Dear Dr. Jones:
Thank you for your review of "How Will Earth's Surface Temperature Change in Future
Decades?" by Judith Lean and David Rind [Paper #2009GL038932], which we have safely
received. A copy of this review is attached below for your reference.
Thank you for your time and effort!
Geophysical Research Letters
Science Category: Science Category 2
Presentation Category: Presentation Category B
Annotated Manuscript: No
Second Review of Lean/Rind
Most of my comments have been dealt with adequately. I've spotted only a few minor things
1. At the top of p2 (line 1) it would be good to refer to Easterling and Wehner (2009)
after the word decade. This paper has only recently come out, but it is very relevant to
the point here. It is also relevant to the discussion in the Results section on p3, lines
21-26. Easterling and Wehner also show that in future GCM simulations there are periods of
a decade in the future where little warming occurs.
2. On p3 (line 21) the format has gone awry, perhaps in the making of the pdf. What you are
doing here is using the global average and the gridded data from HadCRUT3. You just need to
say HadCRUT3v - exactly in this way. You seem also to have got the global average, but this
would seem to be superfluous information. The dataset name is what is important.
3. p4, line 12, I think 1978-79 should be 1997-98, unless you've discovered a hitherto
unknown ENSO event!
4. This same paragraph would be clearer if some of the text was moved around. The model
fitting period of 1970-99 seems key information that should be earlier. You then plot
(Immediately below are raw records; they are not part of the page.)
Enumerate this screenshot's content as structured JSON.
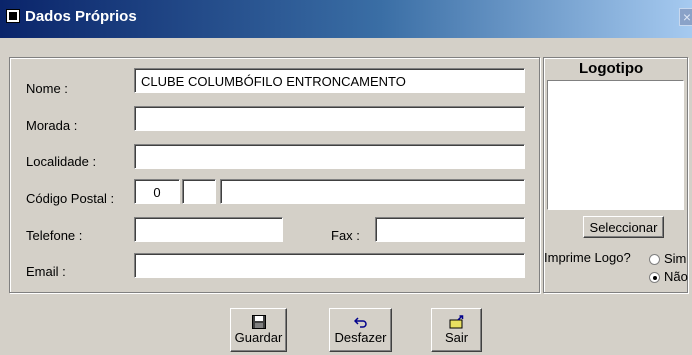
{
  "window": {
    "title": "Dados Próprios",
    "close": "×"
  },
  "form": {
    "nome_label": "Nome :",
    "nome_value": "CLUBE COLUMBÓFILO ENTRONCAMENTO",
    "morada_label": "Morada :",
    "morada_value": "",
    "localidade_label": "Localidade :",
    "localidade_value": "",
    "codigo_postal_label": "Código Postal :",
    "codigo_postal_1": "0",
    "codigo_postal_2": "",
    "codigo_postal_3": "",
    "telefone_label": "Telefone :",
    "telefone_value": "",
    "fax_label": "Fax :",
    "fax_value": "",
    "email_label": "Email :",
    "email_value": ""
  },
  "logo": {
    "title": "Logotipo",
    "select_button": "Seleccionar",
    "print_label": "Imprime Logo?",
    "option_yes": "Sim",
    "option_no": "Não",
    "selected": "Não"
  },
  "toolbar": {
    "save_label": "Guardar",
    "undo_label": "Desfazer",
    "exit_label": "Sair"
  },
  "icons": {
    "save": "floppy-disk-icon",
    "undo": "undo-arrow-icon",
    "exit": "exit-door-icon"
  }
}
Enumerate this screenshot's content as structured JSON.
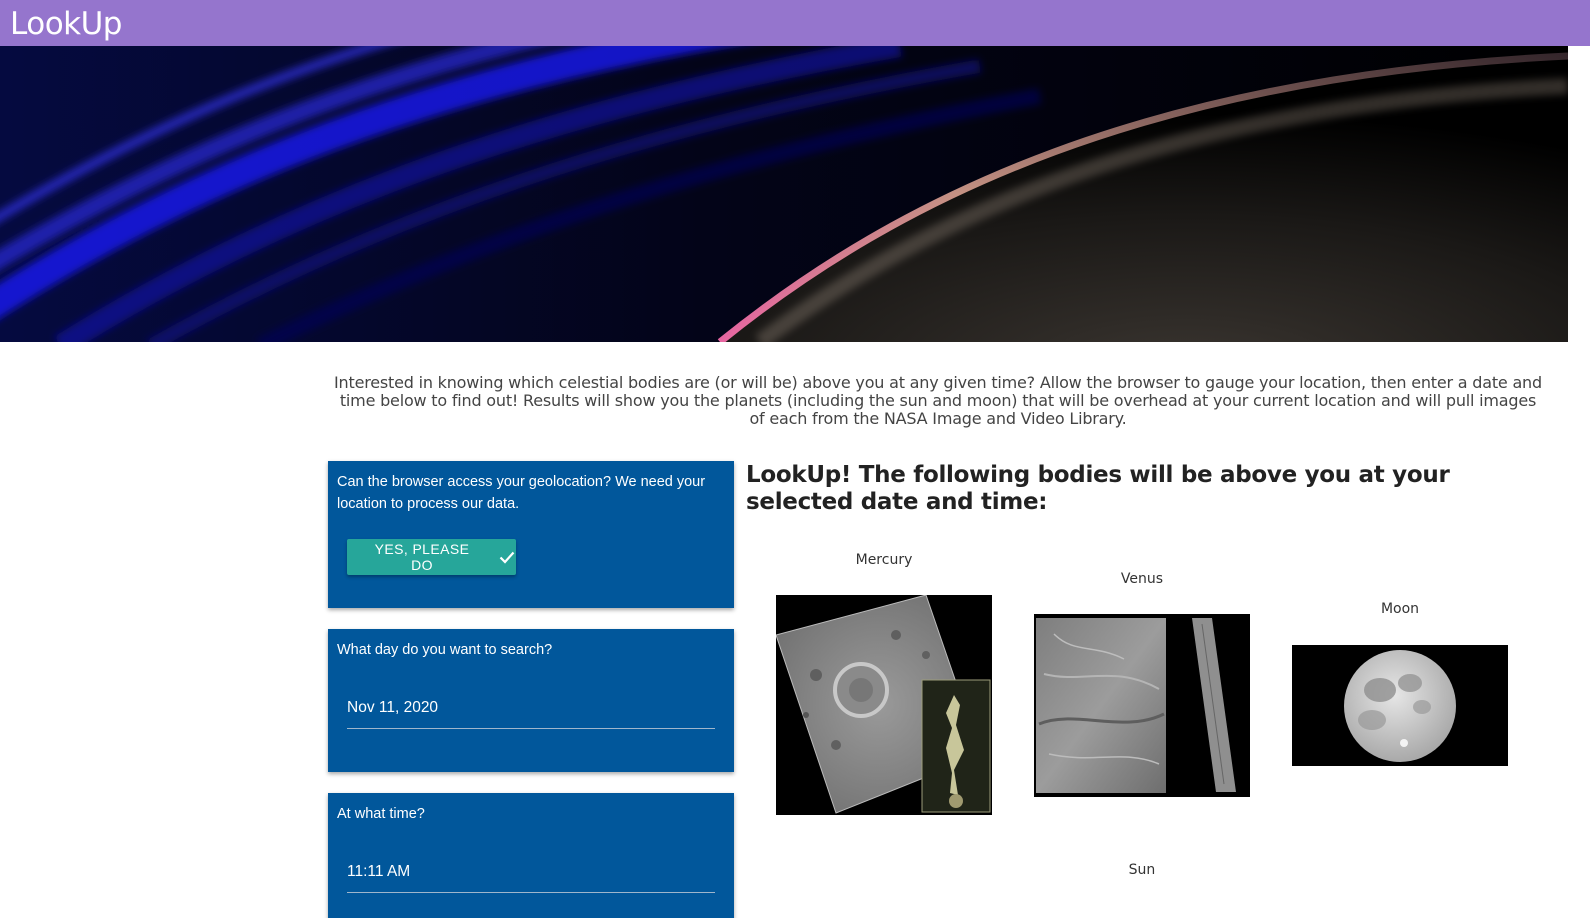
{
  "app": {
    "title": "LookUp"
  },
  "intro": "Interested in knowing which celestial bodies are (or will be) above you at any given time? Allow the browser to gauge your location, then enter a date and time below to find out! Results will show you the planets (including the sun and moon) that will be overhead at your current location and will pull images of each from the NASA Image and Video Library.",
  "geolocation": {
    "question": "Can the browser access your geolocation? We need your location to process our data.",
    "button_label": "YES, PLEASE DO",
    "button_icon": "check-icon"
  },
  "date": {
    "question": "What day do you want to search?",
    "value": "Nov 11, 2020"
  },
  "time": {
    "question": "At what time?",
    "value": "11:11 AM"
  },
  "results": {
    "heading": "LookUp! The following bodies will be above you at your selected date and time:",
    "bodies": [
      {
        "name": "Mercury"
      },
      {
        "name": "Venus"
      },
      {
        "name": "Moon"
      },
      {
        "name": "Sun"
      }
    ]
  },
  "colors": {
    "appbar": "#9575cd",
    "card": "#01579b",
    "button": "#26a69a"
  }
}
everything from 1980-2008. Is there a reason why you look how well the model works for
2001-2005 and not for 2001-2008? Is one of the factors not yet available?
5. Glad to see that you've dropped reference to European winter warming from volcanic
events. What matters here is what the real world says. Do look at the long European winter
series some time!
6. Finally, maybe you need to supply the origins of the phrase 'past is prologue'. It is an
interesting source. I can see Chinese scientists perplexed when they find out what prologue
Easterling, D.R. and Wehner, M., 2009: Is the climate warming or cooling? Geophys. Res.
Letts. 36, L08706, doi:10.1029/2009GL037810.